This study has some limitations which may limit the generalisability of our results. First, it was an observational study and thus we can only report association rather than infer causation. Second, as the patient had to be pain free and haemodynamically stable before they could participate in the study, they could be included in the study within 24 h after admittance, and thus a possibility of recall bias in some cases cannot be excluded. Finally, the self-reported questionnaire used in this study is only available in Swedish, which can make comparisons with other studies difficult. Despite these limitations, this study offers a new insight into how FMC of patients with STEMI may contribute to treatment delay.
Although 83% of the patients with an evolving STEMI arrived by ambulance at the hospital, this study emphasise that just half of the patients called the EMS as their FMC. Instead, every fifth patient contacted an advisement nurse by phone, causing a median difference of 21 min from FMC to diagnosis. Further research is required to examine the underlying factors that contribute to the variation in utilisation of these services. This will enable the development of future promotional campaigns that can target particular sections of the population to encourage use of telephone-based healthcare services only in a non-emergency situation. The general public must be taught that the symptoms connected with an evolving STEMI need not to be severe, and that a less severe pain is also a reason to contact the ambulance service instead of a telephone-based healthcare service.
Contributors IT and SSL contributed to the study design, data analysis. ME, KHÄ and R-MI contributed to the data collection. All authors contributed to the manuscript preparation.
Funding This work was supported by the Medical Research Council of Southeast Sweden (FORSS, grant number 161061).
Competing interests None declared.
Ethics approval The Regional Ethical Review Board, Linköping, Sweden (D-nr 2012/201-31).

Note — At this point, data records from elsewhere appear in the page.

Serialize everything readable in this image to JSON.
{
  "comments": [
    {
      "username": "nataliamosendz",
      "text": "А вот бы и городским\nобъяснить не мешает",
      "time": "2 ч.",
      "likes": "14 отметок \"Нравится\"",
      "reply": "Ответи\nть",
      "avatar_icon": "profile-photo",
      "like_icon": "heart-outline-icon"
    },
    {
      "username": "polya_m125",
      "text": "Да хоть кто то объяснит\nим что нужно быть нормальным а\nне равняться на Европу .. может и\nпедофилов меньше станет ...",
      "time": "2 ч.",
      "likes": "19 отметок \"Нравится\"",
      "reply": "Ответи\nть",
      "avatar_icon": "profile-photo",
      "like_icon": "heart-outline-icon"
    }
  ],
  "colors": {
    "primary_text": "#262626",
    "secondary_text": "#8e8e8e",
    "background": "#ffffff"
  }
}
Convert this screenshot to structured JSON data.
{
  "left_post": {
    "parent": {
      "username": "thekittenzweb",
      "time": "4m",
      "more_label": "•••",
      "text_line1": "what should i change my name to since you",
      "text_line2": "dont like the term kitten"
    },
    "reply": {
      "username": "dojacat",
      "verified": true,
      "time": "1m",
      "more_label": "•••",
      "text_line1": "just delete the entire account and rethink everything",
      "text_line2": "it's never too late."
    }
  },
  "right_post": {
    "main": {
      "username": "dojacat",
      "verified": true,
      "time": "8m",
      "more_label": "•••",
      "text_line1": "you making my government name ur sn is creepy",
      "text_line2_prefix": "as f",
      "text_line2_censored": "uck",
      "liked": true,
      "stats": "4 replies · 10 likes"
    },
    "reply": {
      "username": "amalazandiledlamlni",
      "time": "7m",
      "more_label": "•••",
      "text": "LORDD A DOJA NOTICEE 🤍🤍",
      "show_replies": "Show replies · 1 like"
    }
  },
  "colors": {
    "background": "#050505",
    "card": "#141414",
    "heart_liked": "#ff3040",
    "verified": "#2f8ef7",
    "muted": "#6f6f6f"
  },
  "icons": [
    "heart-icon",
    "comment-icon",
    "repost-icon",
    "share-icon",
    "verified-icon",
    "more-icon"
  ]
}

Provenance and peer review Not commissioned; externally peer reviewed.
Data sharing statement No additional data are available.